Segment Start: Given data

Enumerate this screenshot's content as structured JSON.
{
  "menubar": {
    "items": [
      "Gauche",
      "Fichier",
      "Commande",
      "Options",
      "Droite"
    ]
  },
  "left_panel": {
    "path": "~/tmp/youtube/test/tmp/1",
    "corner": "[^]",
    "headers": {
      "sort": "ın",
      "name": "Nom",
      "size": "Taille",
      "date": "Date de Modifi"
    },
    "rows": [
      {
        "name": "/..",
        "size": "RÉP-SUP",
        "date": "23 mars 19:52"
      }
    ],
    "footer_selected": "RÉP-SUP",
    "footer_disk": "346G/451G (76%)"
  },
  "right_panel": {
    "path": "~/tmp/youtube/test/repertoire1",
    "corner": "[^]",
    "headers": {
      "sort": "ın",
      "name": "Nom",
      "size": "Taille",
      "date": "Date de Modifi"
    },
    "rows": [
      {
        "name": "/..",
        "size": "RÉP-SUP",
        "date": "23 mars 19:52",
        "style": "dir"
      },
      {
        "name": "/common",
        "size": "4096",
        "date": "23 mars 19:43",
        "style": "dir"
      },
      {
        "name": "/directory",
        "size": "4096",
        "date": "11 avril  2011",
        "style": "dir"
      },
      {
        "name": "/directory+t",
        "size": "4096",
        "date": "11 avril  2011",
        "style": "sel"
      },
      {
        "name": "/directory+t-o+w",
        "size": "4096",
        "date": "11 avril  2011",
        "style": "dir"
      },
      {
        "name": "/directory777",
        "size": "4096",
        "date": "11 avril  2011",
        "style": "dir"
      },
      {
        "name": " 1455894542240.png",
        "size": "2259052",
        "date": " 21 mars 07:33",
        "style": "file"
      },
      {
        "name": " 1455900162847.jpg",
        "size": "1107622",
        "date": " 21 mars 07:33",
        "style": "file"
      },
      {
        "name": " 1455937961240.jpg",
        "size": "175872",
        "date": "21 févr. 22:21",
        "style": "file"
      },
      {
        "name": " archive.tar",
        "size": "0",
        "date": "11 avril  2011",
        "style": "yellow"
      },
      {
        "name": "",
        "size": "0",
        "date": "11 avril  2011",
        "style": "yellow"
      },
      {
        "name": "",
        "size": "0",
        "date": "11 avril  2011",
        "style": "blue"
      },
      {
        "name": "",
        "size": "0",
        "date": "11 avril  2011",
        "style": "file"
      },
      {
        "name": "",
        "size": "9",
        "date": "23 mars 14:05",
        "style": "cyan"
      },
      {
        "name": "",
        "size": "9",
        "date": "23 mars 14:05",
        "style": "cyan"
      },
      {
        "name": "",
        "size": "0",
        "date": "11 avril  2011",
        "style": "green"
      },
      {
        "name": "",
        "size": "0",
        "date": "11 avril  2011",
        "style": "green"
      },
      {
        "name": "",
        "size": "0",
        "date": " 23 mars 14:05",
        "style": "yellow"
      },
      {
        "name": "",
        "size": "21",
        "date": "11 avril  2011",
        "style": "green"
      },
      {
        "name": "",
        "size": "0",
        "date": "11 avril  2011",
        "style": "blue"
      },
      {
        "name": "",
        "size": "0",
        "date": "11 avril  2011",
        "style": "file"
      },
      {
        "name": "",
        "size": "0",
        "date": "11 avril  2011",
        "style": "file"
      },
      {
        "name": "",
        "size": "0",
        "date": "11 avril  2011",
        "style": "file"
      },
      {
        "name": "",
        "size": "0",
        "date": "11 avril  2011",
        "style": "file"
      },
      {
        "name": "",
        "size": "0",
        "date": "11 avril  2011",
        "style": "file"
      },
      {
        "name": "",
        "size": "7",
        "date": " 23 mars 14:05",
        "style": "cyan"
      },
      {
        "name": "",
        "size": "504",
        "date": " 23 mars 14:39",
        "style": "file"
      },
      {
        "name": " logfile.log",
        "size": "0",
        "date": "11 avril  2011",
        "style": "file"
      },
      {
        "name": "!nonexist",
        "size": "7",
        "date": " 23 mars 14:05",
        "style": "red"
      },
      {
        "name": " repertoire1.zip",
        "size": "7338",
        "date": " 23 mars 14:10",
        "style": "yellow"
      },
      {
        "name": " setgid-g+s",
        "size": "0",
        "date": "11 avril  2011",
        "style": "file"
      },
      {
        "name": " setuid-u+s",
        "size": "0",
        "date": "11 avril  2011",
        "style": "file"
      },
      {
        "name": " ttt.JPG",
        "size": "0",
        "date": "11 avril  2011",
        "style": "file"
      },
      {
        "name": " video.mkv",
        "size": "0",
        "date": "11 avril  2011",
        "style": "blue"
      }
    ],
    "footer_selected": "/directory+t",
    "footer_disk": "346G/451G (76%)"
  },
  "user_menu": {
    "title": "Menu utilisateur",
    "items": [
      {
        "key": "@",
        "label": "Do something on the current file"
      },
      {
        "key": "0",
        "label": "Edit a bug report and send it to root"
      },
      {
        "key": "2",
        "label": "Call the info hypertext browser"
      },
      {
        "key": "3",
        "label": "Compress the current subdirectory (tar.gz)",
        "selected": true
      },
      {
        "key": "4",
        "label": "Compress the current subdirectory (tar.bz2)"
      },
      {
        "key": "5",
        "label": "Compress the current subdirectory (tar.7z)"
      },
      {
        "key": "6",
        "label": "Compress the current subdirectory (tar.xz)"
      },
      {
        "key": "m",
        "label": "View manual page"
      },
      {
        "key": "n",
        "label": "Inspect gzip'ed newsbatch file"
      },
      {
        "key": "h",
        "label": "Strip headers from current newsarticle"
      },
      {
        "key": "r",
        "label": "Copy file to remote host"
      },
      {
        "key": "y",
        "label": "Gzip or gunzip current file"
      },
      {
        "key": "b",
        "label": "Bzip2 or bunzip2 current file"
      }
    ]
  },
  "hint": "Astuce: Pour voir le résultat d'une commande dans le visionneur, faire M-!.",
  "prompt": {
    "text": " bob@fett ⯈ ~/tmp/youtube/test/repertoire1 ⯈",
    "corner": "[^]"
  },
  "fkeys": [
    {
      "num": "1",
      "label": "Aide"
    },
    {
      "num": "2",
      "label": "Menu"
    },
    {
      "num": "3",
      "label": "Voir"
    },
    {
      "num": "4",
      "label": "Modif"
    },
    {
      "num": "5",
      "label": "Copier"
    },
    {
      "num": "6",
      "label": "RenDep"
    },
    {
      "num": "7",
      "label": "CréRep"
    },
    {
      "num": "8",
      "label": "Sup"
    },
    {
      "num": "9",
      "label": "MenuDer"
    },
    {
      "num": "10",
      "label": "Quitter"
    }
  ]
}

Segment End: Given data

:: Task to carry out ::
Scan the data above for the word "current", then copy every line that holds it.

:: The answer ::
        "label": "Do something on the current file"
        "label": "Compress the current subdirectory (tar.gz)",
        "label": "Compress the current subdirectory (tar.bz2)"
        "label": "Compress the current subdirectory (tar.7z)"
        "label": "Compress the current subdirectory (tar.xz)"
        "label": "Strip headers from current newsarticle"
        "label": "Gzip or gunzip current file"
        "label": "Bzip2 or bunzip2 current file"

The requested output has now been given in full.